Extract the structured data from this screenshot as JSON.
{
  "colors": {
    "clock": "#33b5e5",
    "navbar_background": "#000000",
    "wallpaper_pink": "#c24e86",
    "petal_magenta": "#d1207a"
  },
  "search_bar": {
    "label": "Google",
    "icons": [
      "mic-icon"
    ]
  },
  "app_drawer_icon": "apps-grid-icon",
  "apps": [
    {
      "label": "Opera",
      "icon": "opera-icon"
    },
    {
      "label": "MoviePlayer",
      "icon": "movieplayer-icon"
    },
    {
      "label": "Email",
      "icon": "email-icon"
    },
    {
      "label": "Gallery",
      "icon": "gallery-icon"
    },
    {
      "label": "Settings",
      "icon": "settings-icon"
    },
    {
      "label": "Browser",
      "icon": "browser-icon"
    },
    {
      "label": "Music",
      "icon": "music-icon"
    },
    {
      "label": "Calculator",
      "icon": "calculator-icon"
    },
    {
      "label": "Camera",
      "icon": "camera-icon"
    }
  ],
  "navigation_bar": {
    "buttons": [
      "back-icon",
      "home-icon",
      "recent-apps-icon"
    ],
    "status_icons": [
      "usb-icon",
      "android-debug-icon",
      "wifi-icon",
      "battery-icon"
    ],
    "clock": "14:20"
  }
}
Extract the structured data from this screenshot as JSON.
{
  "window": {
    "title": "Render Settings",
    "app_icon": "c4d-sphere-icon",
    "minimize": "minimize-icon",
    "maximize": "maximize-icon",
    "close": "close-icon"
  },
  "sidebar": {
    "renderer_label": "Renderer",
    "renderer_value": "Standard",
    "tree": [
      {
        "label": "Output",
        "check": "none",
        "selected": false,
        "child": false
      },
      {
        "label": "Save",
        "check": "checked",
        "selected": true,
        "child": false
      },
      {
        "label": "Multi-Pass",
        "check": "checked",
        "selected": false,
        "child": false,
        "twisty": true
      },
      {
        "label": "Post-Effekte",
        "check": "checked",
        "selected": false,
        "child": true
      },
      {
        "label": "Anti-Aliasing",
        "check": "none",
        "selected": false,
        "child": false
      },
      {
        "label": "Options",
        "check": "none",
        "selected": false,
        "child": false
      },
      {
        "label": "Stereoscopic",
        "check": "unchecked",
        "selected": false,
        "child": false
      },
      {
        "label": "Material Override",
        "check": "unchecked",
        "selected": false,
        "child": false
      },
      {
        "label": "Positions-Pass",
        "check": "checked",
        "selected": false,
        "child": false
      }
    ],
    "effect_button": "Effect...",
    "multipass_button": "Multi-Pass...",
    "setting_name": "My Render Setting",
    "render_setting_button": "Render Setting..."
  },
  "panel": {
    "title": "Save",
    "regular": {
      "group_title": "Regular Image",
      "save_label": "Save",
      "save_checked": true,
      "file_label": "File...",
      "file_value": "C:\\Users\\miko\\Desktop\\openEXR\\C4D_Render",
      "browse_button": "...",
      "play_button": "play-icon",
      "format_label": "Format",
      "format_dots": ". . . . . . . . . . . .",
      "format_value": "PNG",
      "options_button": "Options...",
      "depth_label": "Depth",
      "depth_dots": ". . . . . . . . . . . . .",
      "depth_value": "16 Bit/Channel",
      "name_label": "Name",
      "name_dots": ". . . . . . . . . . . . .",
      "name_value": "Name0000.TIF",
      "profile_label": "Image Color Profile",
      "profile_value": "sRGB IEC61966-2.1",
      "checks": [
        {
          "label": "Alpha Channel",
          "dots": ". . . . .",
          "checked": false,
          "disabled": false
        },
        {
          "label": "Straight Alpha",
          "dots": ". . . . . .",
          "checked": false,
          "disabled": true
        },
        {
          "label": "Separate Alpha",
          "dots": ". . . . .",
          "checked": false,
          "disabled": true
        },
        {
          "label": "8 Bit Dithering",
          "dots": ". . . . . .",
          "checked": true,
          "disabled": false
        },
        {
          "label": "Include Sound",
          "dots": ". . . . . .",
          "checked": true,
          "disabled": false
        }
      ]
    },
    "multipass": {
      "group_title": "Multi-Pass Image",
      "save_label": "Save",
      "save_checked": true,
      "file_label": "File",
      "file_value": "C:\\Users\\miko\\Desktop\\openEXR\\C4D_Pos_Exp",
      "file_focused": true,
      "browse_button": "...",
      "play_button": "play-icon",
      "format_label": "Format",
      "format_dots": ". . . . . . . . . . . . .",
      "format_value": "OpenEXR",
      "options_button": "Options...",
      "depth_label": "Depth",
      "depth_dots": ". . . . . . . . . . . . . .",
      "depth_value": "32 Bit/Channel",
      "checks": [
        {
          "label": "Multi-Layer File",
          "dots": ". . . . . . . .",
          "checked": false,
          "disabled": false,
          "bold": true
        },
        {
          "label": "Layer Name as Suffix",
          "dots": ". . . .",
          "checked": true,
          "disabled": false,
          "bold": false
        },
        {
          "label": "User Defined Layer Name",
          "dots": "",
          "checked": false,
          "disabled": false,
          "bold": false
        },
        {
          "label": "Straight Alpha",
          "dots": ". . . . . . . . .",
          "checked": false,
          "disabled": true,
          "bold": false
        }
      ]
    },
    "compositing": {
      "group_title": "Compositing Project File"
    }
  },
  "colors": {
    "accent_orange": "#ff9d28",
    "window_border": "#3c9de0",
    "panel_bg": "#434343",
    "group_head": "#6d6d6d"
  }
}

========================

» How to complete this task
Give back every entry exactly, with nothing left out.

» Solution to the exercise
Extract the structured data from this screenshot as JSON.
{
  "colors": {
    "clock": "#33b5e5",
    "navbar_background": "#000000",
    "wallpaper_pink": "#c24e86",
    "petal_magenta": "#d1207a"
  },
  "search_bar": {
    "label": "Google",
    "icons": [
      "mic-icon"
    ]
  },
  "app_drawer_icon": "apps-grid-icon",
  "apps": [
    {
      "label": "Opera",
      "icon": "opera-icon"
    },
    {
      "label": "MoviePlayer",
      "icon": "movieplayer-icon"
    },
    {
      "label": "Email",
      "icon": "email-icon"
    },
    {
      "label": "Gallery",
      "icon": "gallery-icon"
    },
    {
      "label": "Settings",
      "icon": "settings-icon"
    },
    {
      "label": "Browser",
      "icon": "browser-icon"
    },
    {
      "label": "Music",
      "icon": "music-icon"
    },
    {
      "label": "Calculator",
      "icon": "calculator-icon"
    },
    {
      "label": "Camera",
      "icon": "camera-icon"
    }
  ],
  "navigation_bar": {
    "buttons": [
      "back-icon",
      "home-icon",
      "recent-apps-icon"
    ],
    "status_icons": [
      "usb-icon",
      "android-debug-icon",
      "wifi-icon",
      "battery-icon"
    ],
    "clock": "14:20"
  }
}
Extract the structured data from this screenshot as JSON.
{
  "window": {
    "title": "Render Settings",
    "app_icon": "c4d-sphere-icon",
    "minimize": "minimize-icon",
    "maximize": "maximize-icon",
    "close": "close-icon"
  },
  "sidebar": {
    "renderer_label": "Renderer",
    "renderer_value": "Standard",
    "tree": [
      {
        "label": "Output",
        "check": "none",
        "selected": false,
        "child": false
      },
      {
        "label": "Save",
        "check": "checked",
        "selected": true,
        "child": false
      },
      {
        "label": "Multi-Pass",
        "check": "checked",
        "selected": false,
        "child": false,
        "twisty": true
      },
      {
        "label": "Post-Effekte",
        "check": "checked",
        "selected": false,
        "child": true
      },
      {
        "label": "Anti-Aliasing",
        "check": "none",
        "selected": false,
        "child": false
      },
      {
        "label": "Options",
        "check": "none",
        "selected": false,
        "child": false
      },
      {
        "label": "Stereoscopic",
        "check": "unchecked",
        "selected": false,
        "child": false
      },
      {
        "label": "Material Override",
        "check": "unchecked",
        "selected": false,
        "child": false
      },
      {
        "label": "Positions-Pass",
        "check": "checked",
        "selected": false,
        "child": false
      }
    ],
    "effect_button": "Effect...",
    "multipass_button": "Multi-Pass...",
    "setting_name": "My Render Setting",
    "render_setting_button": "Render Setting..."
  },
  "panel": {
    "title": "Save",
    "regular": {
      "group_title": "Regular Image",
      "save_label": "Save",
      "save_checked": true,
      "file_label": "File...",
      "file_value": "C:\\Users\\miko\\Desktop\\openEXR\\C4D_Render",
      "browse_button": "...",
      "play_button": "play-icon",
      "format_label": "Format",
      "format_dots": ". . . . . . . . . . . .",
      "format_value": "PNG",
      "options_button": "Options...",
      "depth_label": "Depth",
      "depth_dots": ". . . . . . . . . . . . .",
      "depth_value": "16 Bit/Channel",
      "name_label": "Name",
      "name_dots": ". . . . . . . . . . . . .",
      "name_value": "Name0000.TIF",
      "profile_label": "Image Color Profile",
      "profile_value": "sRGB IEC61966-2.1",
      "checks": [
        {
          "label": "Alpha Channel",
          "dots": ". . . . .",
          "checked": false,
          "disabled": false
        },
        {
          "label": "Straight Alpha",
          "dots": ". . . . . .",
          "checked": false,
          "disabled": true
        },
        {
          "label": "Separate Alpha",
          "dots": ". . . . .",
          "checked": false,
          "disabled": true
        },
        {
          "label": "8 Bit Dithering",
          "dots": ". . . . . .",
          "checked": true,
          "disabled": false
        },
        {
          "label": "Include Sound",
          "dots": ". . . . . .",
          "checked": true,
          "disabled": false
        }
      ]
    },
    "multipass": {
      "group_title": "Multi-Pass Image",
      "save_label": "Save",
      "save_checked": true,
      "file_label": "File",
      "file_value": "C:\\Users\\miko\\Desktop\\openEXR\\C4D_Pos_Exp",
      "file_focused": true,
      "browse_button": "...",
      "play_button": "play-icon",
      "format_label": "Format",
      "format_dots": ". . . . . . . . . . . . .",
      "format_value": "OpenEXR",
      "options_button": "Options...",
      "depth_label": "Depth",
      "depth_dots": ". . . . . . . . . . . . . .",
      "depth_value": "32 Bit/Channel",
      "checks": [
        {
          "label": "Multi-Layer File",
          "dots": ". . . . . . . .",
          "checked": false,
          "disabled": false,
          "bold": true
        },
        {
          "label": "Layer Name as Suffix",
          "dots": ". . . .",
          "checked": true,
          "disabled": false,
          "bold": false
        },
        {
          "label": "User Defined Layer Name",
          "dots": "",
          "checked": false,
          "disabled": false,
          "bold": false
        },
        {
          "label": "Straight Alpha",
          "dots": ". . . . . . . . .",
          "checked": false,
          "disabled": true,
          "bold": false
        }
      ]
    },
    "compositing": {
      "group_title": "Compositing Project File"
    }
  },
  "colors": {
    "accent_orange": "#ff9d28",
    "window_border": "#3c9de0",
    "panel_bg": "#434343",
    "group_head": "#6d6d6d"
  }
}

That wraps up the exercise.